Task requirements =
Look through the lines below; wherever the word "about" appears, copy that line.

(Beginning of Record set)

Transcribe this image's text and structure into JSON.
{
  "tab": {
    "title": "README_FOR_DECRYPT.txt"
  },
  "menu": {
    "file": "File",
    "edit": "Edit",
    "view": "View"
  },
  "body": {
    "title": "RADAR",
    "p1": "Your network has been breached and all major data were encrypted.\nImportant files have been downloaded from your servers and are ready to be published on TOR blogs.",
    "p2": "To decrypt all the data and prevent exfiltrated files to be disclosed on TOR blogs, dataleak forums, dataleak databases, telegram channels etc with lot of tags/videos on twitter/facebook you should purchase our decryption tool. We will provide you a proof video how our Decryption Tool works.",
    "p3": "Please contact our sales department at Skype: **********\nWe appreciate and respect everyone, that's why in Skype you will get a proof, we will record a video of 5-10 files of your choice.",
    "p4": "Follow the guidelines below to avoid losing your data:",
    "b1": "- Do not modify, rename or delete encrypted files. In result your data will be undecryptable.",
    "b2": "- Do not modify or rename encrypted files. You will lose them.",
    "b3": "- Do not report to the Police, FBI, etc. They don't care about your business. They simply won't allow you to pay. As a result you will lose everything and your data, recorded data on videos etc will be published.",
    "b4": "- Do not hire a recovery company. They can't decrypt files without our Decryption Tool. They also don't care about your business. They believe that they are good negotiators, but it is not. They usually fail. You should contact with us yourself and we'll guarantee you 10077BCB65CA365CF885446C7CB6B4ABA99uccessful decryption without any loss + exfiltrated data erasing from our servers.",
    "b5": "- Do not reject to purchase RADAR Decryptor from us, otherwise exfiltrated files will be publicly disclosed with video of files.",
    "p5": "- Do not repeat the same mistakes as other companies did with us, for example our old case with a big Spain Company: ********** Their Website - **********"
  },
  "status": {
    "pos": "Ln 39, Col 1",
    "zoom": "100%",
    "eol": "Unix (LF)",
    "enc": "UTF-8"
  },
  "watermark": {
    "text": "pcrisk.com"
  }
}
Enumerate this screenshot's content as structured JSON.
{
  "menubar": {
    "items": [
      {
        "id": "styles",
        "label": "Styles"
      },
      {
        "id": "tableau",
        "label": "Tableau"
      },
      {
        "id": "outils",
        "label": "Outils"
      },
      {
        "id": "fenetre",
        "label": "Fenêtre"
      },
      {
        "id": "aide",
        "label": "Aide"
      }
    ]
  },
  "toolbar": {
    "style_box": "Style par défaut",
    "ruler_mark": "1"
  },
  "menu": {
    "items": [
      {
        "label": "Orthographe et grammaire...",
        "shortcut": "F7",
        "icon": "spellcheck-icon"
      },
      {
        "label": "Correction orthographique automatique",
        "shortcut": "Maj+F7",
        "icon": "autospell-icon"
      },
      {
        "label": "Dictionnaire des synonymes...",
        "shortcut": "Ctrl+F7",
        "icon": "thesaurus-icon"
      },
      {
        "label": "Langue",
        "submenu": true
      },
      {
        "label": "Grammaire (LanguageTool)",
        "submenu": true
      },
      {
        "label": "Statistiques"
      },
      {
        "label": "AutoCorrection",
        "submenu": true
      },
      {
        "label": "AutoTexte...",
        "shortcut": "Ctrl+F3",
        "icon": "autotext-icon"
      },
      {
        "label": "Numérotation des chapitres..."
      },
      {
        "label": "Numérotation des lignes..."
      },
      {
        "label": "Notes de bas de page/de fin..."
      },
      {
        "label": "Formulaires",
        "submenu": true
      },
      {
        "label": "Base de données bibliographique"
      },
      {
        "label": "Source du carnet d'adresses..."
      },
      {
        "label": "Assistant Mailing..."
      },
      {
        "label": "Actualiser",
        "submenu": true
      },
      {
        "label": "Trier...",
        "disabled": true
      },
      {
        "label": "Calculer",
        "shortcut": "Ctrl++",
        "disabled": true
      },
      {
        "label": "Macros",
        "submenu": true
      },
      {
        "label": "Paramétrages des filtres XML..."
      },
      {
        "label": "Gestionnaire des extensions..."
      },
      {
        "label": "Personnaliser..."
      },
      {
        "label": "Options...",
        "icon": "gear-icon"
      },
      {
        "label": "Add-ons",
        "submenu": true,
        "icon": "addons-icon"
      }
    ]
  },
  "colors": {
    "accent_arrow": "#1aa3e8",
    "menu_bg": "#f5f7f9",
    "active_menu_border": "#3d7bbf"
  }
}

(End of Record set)

Answer space =
    "b3": "- Do not report to the Police, FBI, etc. They don't care about your business. They simply won't allow you to pay. As a result you will lose everything and your data, recorded data on videos etc will be published.",
    "b4": "- Do not hire a recovery company. They can't decrypt files without our Decryption Tool. They also don't care about your business. They believe that they are good negotiators, but it is not. They usually fail. You should contact with us yourself and we'll guarantee you 10077BCB65CA365CF885446C7CB6B4ABA99uccessful decryption without any loss + exfiltrated data erasing from our servers.",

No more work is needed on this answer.